What the exercise asks:
Write only the number of lines in the entries below that contain the string "handle".

___

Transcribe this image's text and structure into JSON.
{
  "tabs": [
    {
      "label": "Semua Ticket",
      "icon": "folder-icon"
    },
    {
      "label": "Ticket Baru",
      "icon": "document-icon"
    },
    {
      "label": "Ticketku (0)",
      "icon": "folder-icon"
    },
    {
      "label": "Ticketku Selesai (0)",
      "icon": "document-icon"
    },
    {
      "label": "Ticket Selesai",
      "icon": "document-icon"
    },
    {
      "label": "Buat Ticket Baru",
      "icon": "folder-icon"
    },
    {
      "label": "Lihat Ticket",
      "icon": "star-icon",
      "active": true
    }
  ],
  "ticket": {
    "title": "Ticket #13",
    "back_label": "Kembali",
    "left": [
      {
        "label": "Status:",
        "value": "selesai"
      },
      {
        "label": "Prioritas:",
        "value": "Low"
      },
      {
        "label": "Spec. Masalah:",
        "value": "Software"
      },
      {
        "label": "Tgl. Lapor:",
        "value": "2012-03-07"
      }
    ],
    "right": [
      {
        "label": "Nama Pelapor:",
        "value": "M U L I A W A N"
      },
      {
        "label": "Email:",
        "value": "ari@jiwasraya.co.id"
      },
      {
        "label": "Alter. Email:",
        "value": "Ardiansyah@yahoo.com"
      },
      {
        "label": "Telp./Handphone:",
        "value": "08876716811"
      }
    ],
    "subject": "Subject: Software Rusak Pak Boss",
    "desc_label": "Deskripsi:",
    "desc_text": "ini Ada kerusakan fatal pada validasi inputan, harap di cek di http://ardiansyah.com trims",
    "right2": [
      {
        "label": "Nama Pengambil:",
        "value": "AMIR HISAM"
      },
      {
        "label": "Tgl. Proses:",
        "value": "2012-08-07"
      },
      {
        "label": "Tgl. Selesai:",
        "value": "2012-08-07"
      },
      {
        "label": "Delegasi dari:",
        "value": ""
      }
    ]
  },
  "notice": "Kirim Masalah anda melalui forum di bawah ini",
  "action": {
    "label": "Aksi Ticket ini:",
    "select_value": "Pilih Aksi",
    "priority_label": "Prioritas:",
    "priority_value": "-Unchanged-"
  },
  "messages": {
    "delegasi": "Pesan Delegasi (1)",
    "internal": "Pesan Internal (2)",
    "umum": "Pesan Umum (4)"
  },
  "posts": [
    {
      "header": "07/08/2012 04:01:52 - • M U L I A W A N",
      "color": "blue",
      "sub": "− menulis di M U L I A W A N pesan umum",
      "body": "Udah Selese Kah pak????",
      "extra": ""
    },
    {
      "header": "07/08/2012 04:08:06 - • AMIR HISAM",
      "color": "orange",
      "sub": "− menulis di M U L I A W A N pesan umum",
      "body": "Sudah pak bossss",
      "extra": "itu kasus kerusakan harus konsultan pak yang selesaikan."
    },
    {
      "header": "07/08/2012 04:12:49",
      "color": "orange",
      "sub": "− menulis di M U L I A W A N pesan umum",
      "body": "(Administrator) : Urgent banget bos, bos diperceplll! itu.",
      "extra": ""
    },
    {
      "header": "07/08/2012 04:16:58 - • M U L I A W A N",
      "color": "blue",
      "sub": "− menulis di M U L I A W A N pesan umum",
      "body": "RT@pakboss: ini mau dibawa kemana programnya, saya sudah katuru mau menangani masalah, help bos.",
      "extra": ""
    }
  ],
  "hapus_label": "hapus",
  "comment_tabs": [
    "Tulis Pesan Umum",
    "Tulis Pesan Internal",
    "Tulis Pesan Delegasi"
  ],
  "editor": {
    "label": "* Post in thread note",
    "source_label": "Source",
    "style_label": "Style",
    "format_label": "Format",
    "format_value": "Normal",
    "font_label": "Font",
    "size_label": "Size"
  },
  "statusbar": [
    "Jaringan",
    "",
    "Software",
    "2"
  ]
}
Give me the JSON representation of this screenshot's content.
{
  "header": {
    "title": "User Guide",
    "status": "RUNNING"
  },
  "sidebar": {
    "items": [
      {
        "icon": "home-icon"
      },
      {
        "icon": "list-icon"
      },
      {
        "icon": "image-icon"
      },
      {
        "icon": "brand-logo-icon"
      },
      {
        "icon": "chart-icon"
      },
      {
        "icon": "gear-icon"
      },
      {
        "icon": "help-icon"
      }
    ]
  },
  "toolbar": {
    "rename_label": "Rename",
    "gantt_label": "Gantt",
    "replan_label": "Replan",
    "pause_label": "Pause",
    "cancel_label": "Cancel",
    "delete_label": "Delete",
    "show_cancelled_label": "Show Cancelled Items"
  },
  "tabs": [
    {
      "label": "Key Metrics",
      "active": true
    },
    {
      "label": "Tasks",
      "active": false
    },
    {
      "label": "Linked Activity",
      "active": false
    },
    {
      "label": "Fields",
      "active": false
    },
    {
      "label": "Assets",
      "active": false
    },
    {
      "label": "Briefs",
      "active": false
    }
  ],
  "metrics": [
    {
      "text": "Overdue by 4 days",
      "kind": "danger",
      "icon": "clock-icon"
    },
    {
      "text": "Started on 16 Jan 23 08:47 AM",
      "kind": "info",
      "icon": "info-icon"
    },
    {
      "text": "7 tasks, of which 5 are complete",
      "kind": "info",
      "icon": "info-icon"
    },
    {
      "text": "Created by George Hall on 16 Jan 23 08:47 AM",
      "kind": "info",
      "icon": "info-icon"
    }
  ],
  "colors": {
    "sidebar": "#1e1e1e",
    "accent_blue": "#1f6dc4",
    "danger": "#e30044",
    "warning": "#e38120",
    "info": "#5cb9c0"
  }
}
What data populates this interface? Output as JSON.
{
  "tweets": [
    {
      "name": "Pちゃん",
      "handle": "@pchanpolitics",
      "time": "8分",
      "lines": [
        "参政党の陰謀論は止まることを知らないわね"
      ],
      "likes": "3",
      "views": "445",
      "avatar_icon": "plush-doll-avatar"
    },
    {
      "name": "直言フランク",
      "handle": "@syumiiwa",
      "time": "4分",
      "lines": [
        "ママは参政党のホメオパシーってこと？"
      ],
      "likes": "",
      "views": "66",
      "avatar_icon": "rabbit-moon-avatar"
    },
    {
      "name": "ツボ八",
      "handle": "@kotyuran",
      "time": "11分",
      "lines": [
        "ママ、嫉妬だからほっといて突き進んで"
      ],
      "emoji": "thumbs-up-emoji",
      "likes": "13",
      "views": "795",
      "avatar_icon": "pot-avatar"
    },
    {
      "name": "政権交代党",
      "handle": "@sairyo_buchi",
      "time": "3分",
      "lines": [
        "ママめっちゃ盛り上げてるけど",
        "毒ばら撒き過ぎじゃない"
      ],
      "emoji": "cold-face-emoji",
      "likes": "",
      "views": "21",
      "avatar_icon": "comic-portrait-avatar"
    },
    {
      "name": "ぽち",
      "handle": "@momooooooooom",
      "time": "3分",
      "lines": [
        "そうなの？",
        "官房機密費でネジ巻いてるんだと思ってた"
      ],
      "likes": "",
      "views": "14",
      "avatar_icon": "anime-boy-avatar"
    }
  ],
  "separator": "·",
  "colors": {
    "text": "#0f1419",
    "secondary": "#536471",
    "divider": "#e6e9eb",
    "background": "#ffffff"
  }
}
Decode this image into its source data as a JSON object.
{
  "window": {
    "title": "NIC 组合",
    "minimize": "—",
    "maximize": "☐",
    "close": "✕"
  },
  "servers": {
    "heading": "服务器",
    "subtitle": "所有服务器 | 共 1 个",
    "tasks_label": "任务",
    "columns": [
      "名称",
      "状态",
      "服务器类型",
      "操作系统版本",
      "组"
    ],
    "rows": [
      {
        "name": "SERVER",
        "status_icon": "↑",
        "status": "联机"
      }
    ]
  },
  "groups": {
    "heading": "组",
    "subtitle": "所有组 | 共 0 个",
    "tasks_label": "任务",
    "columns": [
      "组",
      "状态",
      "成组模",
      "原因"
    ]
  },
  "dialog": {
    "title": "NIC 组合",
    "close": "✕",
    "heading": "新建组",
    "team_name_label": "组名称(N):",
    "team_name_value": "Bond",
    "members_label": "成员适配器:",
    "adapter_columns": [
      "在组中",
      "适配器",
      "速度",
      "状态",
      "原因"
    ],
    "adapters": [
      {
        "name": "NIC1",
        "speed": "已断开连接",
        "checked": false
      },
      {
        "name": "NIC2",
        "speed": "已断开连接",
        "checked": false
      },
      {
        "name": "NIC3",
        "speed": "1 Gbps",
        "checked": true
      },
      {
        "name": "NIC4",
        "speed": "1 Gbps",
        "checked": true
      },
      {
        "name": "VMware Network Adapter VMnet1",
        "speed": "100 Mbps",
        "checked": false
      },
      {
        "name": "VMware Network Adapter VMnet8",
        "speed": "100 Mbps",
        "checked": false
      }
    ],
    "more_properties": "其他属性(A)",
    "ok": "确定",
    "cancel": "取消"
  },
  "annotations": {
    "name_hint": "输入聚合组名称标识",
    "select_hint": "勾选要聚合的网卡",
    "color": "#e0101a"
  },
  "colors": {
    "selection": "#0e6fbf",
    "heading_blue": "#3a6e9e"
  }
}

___

Finished task:
5